Entries shown section start
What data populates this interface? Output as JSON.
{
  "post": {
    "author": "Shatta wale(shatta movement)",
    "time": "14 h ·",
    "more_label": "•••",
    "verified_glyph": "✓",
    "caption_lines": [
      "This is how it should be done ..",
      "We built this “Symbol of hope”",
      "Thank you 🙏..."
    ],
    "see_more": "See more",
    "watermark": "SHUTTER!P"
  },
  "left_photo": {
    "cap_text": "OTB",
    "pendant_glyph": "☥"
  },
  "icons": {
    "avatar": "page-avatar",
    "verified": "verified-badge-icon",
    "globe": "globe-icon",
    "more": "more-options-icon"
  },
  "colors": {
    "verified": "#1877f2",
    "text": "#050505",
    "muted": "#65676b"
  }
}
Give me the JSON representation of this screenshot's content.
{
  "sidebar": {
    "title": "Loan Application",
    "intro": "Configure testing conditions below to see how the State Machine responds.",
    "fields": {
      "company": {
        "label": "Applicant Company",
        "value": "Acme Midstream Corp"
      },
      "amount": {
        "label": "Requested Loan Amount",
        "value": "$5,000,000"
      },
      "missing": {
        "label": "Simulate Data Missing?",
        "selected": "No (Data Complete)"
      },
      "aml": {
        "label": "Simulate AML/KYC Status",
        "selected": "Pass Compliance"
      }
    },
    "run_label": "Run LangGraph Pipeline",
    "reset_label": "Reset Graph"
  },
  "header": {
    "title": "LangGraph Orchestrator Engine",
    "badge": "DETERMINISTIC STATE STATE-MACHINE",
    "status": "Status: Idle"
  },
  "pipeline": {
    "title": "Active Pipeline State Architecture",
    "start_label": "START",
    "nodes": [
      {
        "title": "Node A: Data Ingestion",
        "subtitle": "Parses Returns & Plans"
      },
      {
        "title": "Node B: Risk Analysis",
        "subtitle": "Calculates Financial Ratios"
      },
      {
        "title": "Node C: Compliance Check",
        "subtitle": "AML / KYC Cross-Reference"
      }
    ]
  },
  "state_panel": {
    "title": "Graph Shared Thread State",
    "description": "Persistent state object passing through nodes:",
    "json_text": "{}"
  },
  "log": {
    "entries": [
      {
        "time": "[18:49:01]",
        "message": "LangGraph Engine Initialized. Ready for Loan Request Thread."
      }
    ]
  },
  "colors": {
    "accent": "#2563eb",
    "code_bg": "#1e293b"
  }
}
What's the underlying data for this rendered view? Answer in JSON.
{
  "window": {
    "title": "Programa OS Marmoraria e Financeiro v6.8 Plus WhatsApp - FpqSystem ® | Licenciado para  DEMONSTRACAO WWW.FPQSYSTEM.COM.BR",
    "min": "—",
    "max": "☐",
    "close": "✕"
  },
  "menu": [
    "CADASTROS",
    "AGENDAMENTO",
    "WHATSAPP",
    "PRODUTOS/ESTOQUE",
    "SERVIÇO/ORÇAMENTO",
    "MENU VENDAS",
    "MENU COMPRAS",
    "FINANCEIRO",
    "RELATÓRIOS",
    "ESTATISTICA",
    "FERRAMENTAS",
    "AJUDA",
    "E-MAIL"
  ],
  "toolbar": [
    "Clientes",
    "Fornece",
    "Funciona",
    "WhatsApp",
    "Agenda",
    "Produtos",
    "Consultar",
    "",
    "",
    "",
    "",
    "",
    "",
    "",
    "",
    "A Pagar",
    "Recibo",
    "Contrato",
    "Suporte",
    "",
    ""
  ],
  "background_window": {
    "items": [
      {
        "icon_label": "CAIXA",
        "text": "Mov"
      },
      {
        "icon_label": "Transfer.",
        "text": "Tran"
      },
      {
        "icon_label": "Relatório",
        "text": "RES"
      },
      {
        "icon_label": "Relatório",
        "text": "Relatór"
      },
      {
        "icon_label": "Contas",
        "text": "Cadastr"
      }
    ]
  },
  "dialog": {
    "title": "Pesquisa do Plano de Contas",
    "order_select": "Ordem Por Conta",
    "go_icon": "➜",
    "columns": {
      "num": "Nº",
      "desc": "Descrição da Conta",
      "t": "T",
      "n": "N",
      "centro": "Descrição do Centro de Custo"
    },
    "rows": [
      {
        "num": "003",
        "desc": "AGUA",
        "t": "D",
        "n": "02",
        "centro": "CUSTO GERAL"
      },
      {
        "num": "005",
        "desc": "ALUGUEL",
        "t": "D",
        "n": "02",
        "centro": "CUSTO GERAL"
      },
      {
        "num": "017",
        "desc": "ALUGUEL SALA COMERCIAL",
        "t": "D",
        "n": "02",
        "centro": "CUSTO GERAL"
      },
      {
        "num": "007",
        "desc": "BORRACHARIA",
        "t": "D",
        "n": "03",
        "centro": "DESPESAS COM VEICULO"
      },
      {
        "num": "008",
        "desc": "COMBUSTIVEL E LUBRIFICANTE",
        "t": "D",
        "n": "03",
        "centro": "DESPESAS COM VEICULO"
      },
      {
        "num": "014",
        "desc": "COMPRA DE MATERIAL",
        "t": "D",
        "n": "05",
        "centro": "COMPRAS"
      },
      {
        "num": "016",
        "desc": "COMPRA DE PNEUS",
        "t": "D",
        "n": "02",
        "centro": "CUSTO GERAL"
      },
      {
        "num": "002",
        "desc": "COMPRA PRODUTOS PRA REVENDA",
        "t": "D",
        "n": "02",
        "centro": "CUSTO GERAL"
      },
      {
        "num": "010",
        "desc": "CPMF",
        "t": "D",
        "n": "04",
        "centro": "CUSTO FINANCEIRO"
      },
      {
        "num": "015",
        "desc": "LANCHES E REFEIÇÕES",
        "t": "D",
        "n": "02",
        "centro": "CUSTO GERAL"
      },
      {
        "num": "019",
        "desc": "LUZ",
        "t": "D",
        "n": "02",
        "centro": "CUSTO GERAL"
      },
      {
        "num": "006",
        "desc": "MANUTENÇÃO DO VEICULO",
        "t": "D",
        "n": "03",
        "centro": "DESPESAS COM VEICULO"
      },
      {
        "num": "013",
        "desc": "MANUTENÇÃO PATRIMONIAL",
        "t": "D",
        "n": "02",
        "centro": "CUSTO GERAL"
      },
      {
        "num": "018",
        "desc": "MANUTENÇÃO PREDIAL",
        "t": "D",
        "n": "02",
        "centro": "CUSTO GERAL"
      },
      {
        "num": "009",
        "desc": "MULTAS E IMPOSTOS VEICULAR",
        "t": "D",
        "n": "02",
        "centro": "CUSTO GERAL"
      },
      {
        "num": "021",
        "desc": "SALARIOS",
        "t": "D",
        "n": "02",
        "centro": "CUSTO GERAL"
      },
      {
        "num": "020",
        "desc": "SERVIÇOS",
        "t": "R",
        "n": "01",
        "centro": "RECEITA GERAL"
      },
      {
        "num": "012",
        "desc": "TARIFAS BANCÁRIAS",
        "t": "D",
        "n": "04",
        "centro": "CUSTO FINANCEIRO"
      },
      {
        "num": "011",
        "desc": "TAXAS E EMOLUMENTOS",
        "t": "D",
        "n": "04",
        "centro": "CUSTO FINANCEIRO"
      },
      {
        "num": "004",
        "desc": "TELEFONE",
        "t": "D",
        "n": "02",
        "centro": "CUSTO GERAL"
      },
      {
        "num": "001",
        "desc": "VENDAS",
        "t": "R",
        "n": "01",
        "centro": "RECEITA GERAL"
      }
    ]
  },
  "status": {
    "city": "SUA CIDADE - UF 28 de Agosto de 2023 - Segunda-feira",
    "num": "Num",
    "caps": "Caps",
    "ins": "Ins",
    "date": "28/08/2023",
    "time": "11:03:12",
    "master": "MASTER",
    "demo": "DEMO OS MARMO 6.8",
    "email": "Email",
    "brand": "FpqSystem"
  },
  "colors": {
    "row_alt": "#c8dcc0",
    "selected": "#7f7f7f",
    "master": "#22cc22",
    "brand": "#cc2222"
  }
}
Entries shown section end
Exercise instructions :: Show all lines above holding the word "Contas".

Answer section ::
        "icon_label": "Contas",
    "title": "Pesquisa do Plano de Contas",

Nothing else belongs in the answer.